737 MAX DEAL
In March, the low-cost carrier announced an order for 100 Boeing 737 Max 7s, cementing Boeing as Southwest’s long-term aircraft partner and throwing enormous support behind the Max programme.
Additionally, Southwest converted orders for 70 737 Max 8s into orders for 70 737 Max 7s.
The airline now holds 349 Max firm orders and has 270 Max options, with deliveries planned between 2021 and 2031, Southwest says.
“This cost-effective Max order book allows us to maintain the operational efficiencies of an all-Boeing 737 fleet to support our low-cost point-to-point route network, accelerate our commitment to fleet modernisation with more climate-friendly aircraft, and capitalise on future growth,” Southwest says.
The company ended the first quarter with 730 aircraft in its fleet, including 61 Max. During the three-month period, it took delivery of 20 Max. Southwest expects to receive eight more Max this year and to retire up to 17 older 737NGs.
The Max, which had been grounded for 20 months in 2019 and 2020 after two fatal crashes which killed 346 people, returned to Southwest’s fleet on 11 March.
Soon after, Southwest pulled 32 examples from service due to an issue with the jets’ electrical power systems.
The fix will take 2-3 days per aircraft, meaning all Southwest’s affected jets could be ready to fly within three weeks, says chief operating officer Mike Van de Ven.
Meantime, the slack is being picked up by Southwest’s NG fleet. The Max issue has caused no operational impacts, Southwest says.
Executives say the airline is back to about 92% of its pre-pandemic staffing level. While Southwest has more staff than currently needed, it is preparing for a busy summer and wants to avoid being understaffed when Americans begin taking mid-year vacations.
By June, the airline’s headcount will be 96% of previous levels and, if trends continue, Southwest will reach cash break-even, Kelly says.
On 8 April, the airline said it recalled all flight attendants and 209 pilots who had taken extended voluntary leaves during the pandemic. They will return to the airline on 1 June.
“We are anxious to see what will happen when we get to June.
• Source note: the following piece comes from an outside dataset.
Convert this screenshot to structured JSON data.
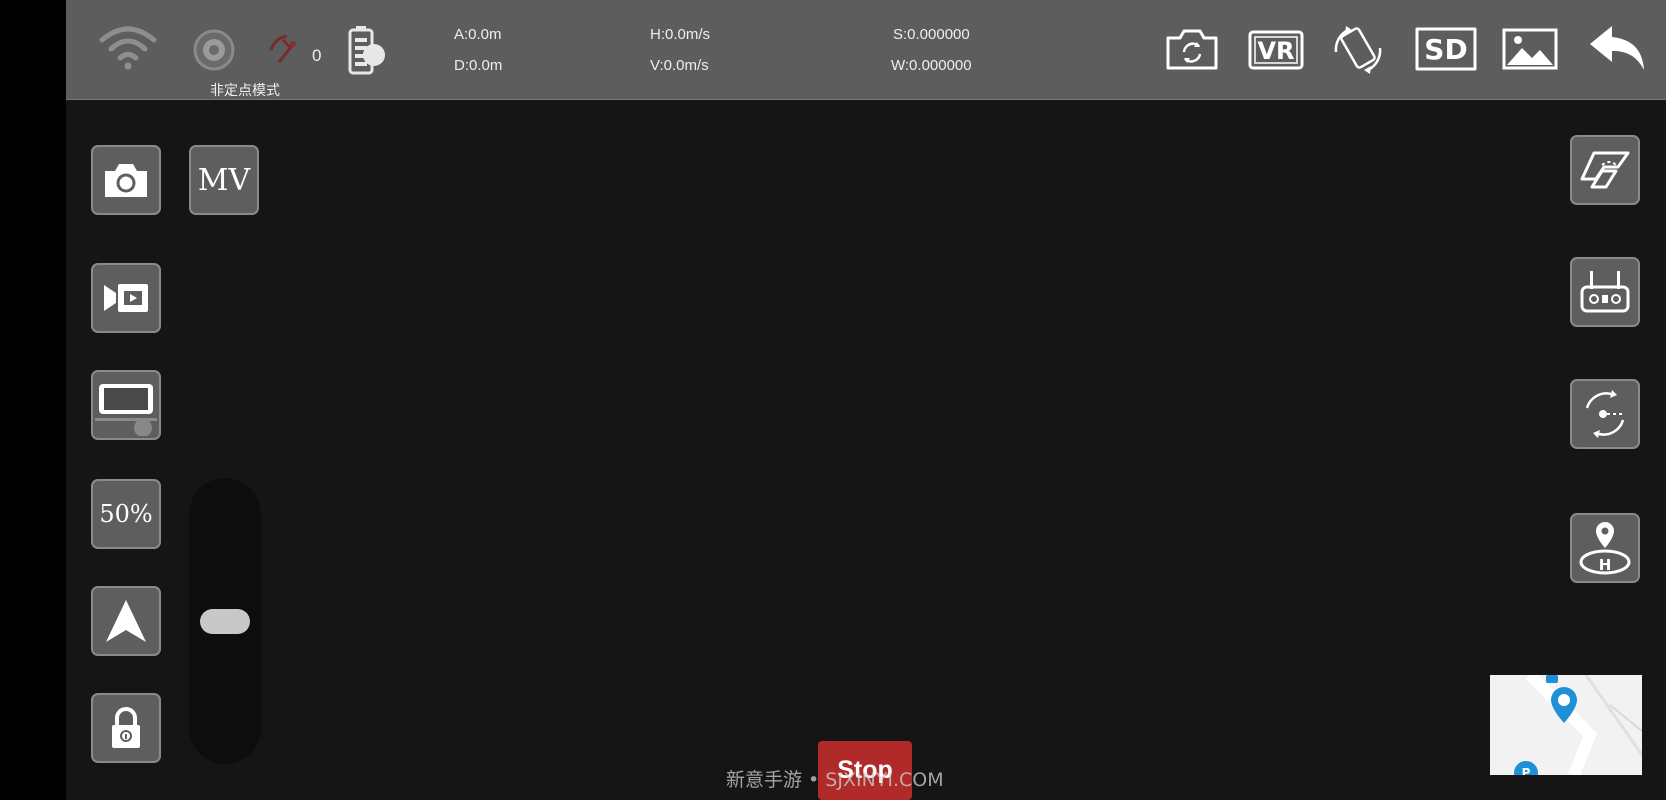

Will August and September look as good as we hoped? Or is pent up demand not as sustained as we hoped?” he says.
Answers, however, are “a bit premature” to predict.